- You’re also a Humanities professor, so I found it interesting that you chose to delve into science-fiction. Do you agree that Science and Humanities are always interlinked?
I think I agree with that, depending on what you mean by “interlinked.” The two disciplines ought to inform each other, certainly. They ought to depend upon one another for clarification and guidance, in a sense. But I think that in the academy and in society generally we’ve messed up the relationship between science and the other disciplines.
For example, science depends upon philosophy, but not many people recognize or acknowledge this. Science depends upon the belief that we can trust our senses (in fact, some scientists say that the only sure knowledge is empirical knowledge). But that assertion itself is not scientifically verifiable. We can only ever assume or take for granted that our senses are trustworthy (that’s an idea that I hint at in The Way Out). Philosophy (and the Humanities generally) can say something about that if we’re willing to listen.
The Humanities are also essential for helping people think through the moral and ethical consequences of scientific advancement. Science can tell us what we can do; Humanities like philosophy, theology, and literature can help us think about what we ought to do. (Am I channeling Ian Malcolm there?)
- Before I let you go, can you tell us how many more there will be and what plans do you have for the rest of the series?
I’m really excited about the next couple of years. The second book, The Two Riders, comes out in November 2021, and it really ramps up the stakes. The third installment, The Late Hour, should be out late next year or in early 2023. After that, the main series will end with The Joker and the Thief.
In addition to the main series, though, I’m also writing a novella called “Forbidden Minds: Celina’s Story,” which I’m very excited about. Celina has become one of my favorite characters, and I’ve enjoyed writing a story that focuses entirely on her. You should see it as a digital exclusive sometime soon.
Things are far from over for Val and Jessica, and it’s not clear at this point what their future looks like even if they’re able to expose the truth about SRP to the world. There is a threat coming for them that might be more dangerous than the U.S. government. Is it mean to say that I don’t know who’s going to make it out alive?
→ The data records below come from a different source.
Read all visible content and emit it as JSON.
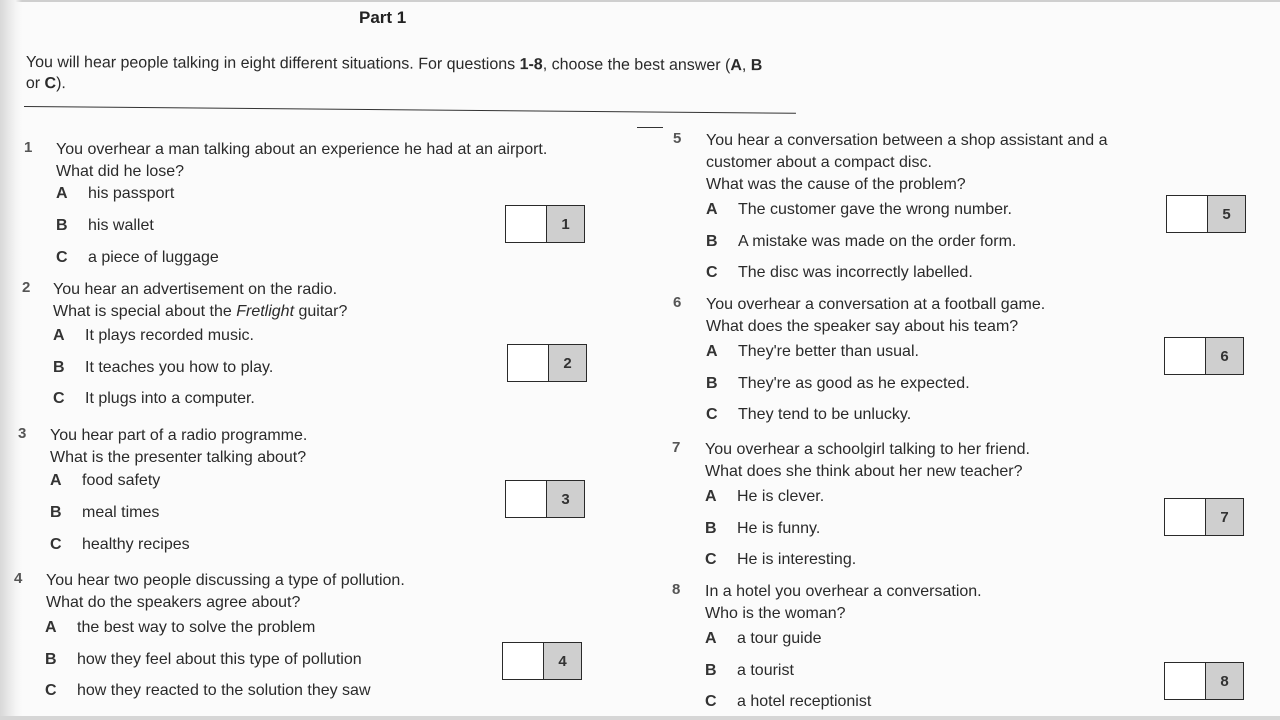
{
  "header": {
    "title": "Part 1",
    "instructions": {
      "text_1": "You will hear people talking in eight different situations. For questions ",
      "range": "1-8",
      "text_2": ", choose the best answer (",
      "opt_a": "A",
      "sep_1": ", ",
      "opt_b": "B",
      "sep_2": " or ",
      "opt_c": "C",
      "text_3": ")."
    }
  },
  "questions": [
    {
      "number": "1",
      "lines": [
        "You overhear a man talking about an experience he had at an airport.",
        "What did he lose?"
      ],
      "options": [
        {
          "letter": "A",
          "text": "his passport"
        },
        {
          "letter": "B",
          "text": "his wallet"
        },
        {
          "letter": "C",
          "text": "a piece of luggage"
        }
      ],
      "answer_box": {
        "label": "1",
        "value": ""
      }
    },
    {
      "number": "2",
      "lines": [
        "You hear an advertisement on the radio."
      ],
      "line2_parts": {
        "before": "What is special about the ",
        "italic": "Fretlight",
        "after": " guitar?"
      },
      "options": [
        {
          "letter": "A",
          "text": "It plays recorded music."
        },
        {
          "letter": "B",
          "text": "It teaches you how to play."
        },
        {
          "letter": "C",
          "text": "It plugs into a computer."
        }
      ],
      "answer_box": {
        "label": "2",
        "value": ""
      }
    },
    {
      "number": "3",
      "lines": [
        "You hear part of a radio programme.",
        "What is the presenter talking about?"
      ],
      "options": [
        {
          "letter": "A",
          "text": "food safety"
        },
        {
          "letter": "B",
          "text": "meal times"
        },
        {
          "letter": "C",
          "text": "healthy recipes"
        }
      ],
      "answer_box": {
        "label": "3",
        "value": ""
      }
    },
    {
      "number": "4",
      "lines": [
        "You hear two people discussing a type of pollution.",
        "What do the speakers agree about?"
      ],
      "options": [
        {
          "letter": "A",
          "text": "the best way to solve the problem"
        },
        {
          "letter": "B",
          "text": "how they feel about this type of pollution"
        },
        {
          "letter": "C",
          "text": "how they reacted to the solution they saw"
        }
      ],
      "answer_box": {
        "label": "4",
        "value": ""
      }
    },
    {
      "number": "5",
      "lines": [
        "You hear a conversation between a shop assistant and a",
        "customer about a compact disc.",
        "What was the cause of the problem?"
      ],
      "options": [
        {
          "letter": "A",
          "text": "The customer gave the wrong number."
        },
        {
          "letter": "B",
          "text": "A mistake was made on the order form."
        },
        {
          "letter": "C",
          "text": "The disc was incorrectly labelled."
        }
      ],
      "answer_box": {
        "label": "5",
        "value": ""
      }
    },
    {
      "number": "6",
      "lines": [
        "You overhear a conversation at a football game.",
        "What does the speaker say about his team?"
      ],
      "options": [
        {
          "letter": "A",
          "text": "They're better than usual."
        },
        {
          "letter": "B",
          "text": "They're as good as he expected."
        },
        {
          "letter": "C",
          "text": "They tend to be unlucky."
        }
      ],
      "answer_box": {
        "label": "6",
        "value": ""
      }
    },
    {
      "number": "7",
      "lines": [
        "You overhear a schoolgirl talking to her friend.",
        "What does she think about her new teacher?"
      ],
      "options": [
        {
          "letter": "A",
          "text": "He is clever."
        },
        {
          "letter": "B",
          "text": "He is funny."
        },
        {
          "letter": "C",
          "text": "He is interesting."
        }
      ],
      "answer_box": {
        "label": "7",
        "value": ""
      }
    },
    {
      "number": "8",
      "lines": [
        "In a hotel you overhear a conversation.",
        "Who is the woman?"
      ],
      "options": [
        {
          "letter": "A",
          "text": "a tour guide"
        },
        {
          "letter": "B",
          "text": "a tourist"
        },
        {
          "letter": "C",
          "text": "a hotel receptionist"
        }
      ],
      "answer_box": {
        "label": "8",
        "value": ""
      }
    }
  ]
}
Read The Way Out!
Nearly 50 years after natural pregnancy is outlawed in favor of artificial human wombs, two fearless women discover the truth has nothing to do with protecting human health.